* _Task objective_
What you give back should be only the lines from the one holding "Extract the structured" through the final line of the records, each reproduced exactly.

(Extracted records)
:::
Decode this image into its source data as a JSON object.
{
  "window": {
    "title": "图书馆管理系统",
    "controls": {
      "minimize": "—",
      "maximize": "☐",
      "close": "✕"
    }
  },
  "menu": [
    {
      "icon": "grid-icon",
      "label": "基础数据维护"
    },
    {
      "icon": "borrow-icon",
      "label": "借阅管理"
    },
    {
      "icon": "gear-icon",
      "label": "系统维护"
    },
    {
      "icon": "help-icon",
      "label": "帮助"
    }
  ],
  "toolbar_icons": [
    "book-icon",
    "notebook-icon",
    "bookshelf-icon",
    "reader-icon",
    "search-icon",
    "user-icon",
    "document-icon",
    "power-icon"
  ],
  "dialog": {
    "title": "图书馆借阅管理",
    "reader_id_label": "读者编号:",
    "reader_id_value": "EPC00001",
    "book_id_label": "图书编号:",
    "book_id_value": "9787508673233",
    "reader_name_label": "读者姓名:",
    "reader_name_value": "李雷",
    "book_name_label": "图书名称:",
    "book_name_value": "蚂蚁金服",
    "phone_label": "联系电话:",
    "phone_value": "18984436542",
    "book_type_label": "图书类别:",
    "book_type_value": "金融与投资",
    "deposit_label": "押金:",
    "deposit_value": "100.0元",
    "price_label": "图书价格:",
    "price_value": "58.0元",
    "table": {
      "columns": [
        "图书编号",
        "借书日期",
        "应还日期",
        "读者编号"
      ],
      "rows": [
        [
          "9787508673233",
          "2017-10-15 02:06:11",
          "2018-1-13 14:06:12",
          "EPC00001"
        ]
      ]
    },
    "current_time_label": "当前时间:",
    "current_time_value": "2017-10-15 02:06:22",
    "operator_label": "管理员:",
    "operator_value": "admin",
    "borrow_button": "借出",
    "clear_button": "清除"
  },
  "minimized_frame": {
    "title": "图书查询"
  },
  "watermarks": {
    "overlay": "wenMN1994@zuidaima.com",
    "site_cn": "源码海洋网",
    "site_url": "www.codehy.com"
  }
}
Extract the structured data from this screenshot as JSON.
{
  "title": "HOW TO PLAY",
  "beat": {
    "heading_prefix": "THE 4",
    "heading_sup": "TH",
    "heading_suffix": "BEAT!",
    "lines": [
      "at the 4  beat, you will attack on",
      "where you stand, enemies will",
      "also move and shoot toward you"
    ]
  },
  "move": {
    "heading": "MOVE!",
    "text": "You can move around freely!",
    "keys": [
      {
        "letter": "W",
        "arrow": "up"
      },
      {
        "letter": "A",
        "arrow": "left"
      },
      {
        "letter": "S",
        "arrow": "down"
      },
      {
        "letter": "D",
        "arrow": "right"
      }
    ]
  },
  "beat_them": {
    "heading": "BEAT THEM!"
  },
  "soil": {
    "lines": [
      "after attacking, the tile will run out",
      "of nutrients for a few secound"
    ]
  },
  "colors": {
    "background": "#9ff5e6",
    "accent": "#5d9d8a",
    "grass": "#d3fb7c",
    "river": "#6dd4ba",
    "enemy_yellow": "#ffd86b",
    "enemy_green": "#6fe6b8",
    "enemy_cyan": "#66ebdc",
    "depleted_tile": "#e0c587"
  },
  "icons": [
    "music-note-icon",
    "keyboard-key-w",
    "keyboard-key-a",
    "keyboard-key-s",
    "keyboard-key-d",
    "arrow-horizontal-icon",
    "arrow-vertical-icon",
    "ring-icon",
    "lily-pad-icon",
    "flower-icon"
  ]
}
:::
* _Reply to the exercise_
Extract the structured data from this screenshot as JSON.
{
  "title": "HOW TO PLAY",
  "beat": {
    "heading_prefix": "THE 4",
    "heading_sup": "TH",
    "heading_suffix": "BEAT!",
    "lines": [
      "at the 4  beat, you will attack on",
      "where you stand, enemies will",
      "also move and shoot toward you"
    ]
  },
  "move": {
    "heading": "MOVE!",
    "text": "You can move around freely!",
    "keys": [
      {
        "letter": "W",
        "arrow": "up"
      },
      {
        "letter": "A",
        "arrow": "left"
      },
      {
        "letter": "S",
        "arrow": "down"
      },
      {
        "letter": "D",
        "arrow": "right"
      }
    ]
  },
  "beat_them": {
    "heading": "BEAT THEM!"
  },
  "soil": {
    "lines": [
      "after attacking, the tile will run out",
      "of nutrients for a few secound"
    ]
  },
  "colors": {
    "background": "#9ff5e6",
    "accent": "#5d9d8a",
    "grass": "#d3fb7c",
    "river": "#6dd4ba",
    "enemy_yellow": "#ffd86b",
    "enemy_green": "#6fe6b8",
    "enemy_cyan": "#66ebdc",
    "depleted_tile": "#e0c587"
  },
  "icons": [
    "music-note-icon",
    "keyboard-key-w",
    "keyboard-key-a",
    "keyboard-key-s",
    "keyboard-key-d",
    "arrow-horizontal-icon",
    "arrow-vertical-icon",
    "ring-icon",
    "lily-pad-icon",
    "flower-icon"
  ]
}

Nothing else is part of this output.